Amb. Tony Hall to present talk on faith and public life, Feb. 10
Location:Robertson Hall Bowl 016
Audience:Open to the Public
Tony Hall, a former U.S. ambassador and three-time Nobel Peace Prize nominee, will present a public talk at the Woodrow Wilson School titled, "Public Life and Faith" at 4:30 p.m. on Tuesday, February 10, in Bowl 016, Robertson Hall, on the Princeton University campus.
Ambassador Hall is a leading advocate for hunger relief programs and improving international human rights conditions. In February 2002, President George W. Bush asked him to serve as the U.S. ambassador to the United Nations Agencies for Food and Agriculture.
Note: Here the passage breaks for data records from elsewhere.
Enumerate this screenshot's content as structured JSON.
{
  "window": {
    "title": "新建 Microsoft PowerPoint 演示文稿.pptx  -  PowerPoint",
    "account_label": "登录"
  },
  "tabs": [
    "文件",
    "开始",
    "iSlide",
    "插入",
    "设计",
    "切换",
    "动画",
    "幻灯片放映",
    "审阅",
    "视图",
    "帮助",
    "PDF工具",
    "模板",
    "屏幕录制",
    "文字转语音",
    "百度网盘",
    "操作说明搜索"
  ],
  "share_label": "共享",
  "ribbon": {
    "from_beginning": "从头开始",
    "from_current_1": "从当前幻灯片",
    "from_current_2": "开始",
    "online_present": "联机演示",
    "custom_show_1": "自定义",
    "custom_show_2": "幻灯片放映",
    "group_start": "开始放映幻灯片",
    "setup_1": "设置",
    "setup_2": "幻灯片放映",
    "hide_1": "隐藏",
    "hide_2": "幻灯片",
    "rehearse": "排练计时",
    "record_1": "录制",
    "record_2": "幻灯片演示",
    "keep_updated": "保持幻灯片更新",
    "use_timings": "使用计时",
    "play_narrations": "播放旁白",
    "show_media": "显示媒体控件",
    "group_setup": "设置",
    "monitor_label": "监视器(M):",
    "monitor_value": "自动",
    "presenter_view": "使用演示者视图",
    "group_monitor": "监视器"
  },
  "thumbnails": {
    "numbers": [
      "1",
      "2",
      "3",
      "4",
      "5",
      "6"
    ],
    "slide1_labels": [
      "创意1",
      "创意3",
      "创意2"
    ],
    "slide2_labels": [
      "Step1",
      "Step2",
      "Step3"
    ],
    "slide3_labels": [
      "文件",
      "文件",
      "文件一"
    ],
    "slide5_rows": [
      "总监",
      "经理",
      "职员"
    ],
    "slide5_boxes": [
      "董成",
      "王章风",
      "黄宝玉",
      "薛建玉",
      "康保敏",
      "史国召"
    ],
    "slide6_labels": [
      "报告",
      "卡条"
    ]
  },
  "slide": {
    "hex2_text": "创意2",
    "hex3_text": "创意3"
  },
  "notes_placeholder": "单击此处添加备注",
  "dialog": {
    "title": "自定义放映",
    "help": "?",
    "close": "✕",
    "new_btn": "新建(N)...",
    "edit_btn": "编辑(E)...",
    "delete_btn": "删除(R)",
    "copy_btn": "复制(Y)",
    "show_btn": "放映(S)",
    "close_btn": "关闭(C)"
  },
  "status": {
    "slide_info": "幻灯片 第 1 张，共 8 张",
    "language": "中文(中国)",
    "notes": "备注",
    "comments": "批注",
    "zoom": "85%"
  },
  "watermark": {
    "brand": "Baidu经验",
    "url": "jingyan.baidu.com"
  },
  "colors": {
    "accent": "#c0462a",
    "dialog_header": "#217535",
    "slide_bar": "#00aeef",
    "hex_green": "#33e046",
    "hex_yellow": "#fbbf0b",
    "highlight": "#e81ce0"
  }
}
He was confirmed by the Senate and sworn in by Secretary of State Colin Powell in September 2002.
As the chief of the U.S. Mission to the U.N. Agencies in Rome – the World Food Program (WFP), the Food and Agriculture Organization (FAO) and the International Fund for Agricultural Development (IFAD) – Ambassador Hall is responsible for “putting into action America’s commitment to alleviate hunger and build hope in the world.”
Prior to entering the diplomatic corps, Hall, an Ohio resident, was a member of the U.S. House of Representatives. He represented the people of the Third District of Ohio for almost twenty-four years, their longest serving representative in history. He was the chairman of the House Select Committee on Hunger and the Democratic Caucus Task Force on Hunger. He founded and was one of two House members on the steering committee of the Congressional Friends of Human Rights Monitors. He was the author of legislation supporting food aid, child survival, basic education, primary health care, micro-enterprise, and development assistance programs in the world’s poorest countries. Ambassador Hall is also founder and was chairman of the Congressional Hunger Center, a non-governmental organization dedicated to fighting hunger by developing leaders.
Ambassador Hall was nominated for the Nobel Peace Prize for 1998, 1999 and 2001 for his humanitarian and hunger-related work. In 1994, President Clinton nominated him for the position of UNICEF Executive Director.
This event is sponsored by the Woodrow Wilson School of Public and International Affairs and the Center the Study of Religion. It is part of the series, “The Crossroads of Religion and Politics” and is free and open to the public.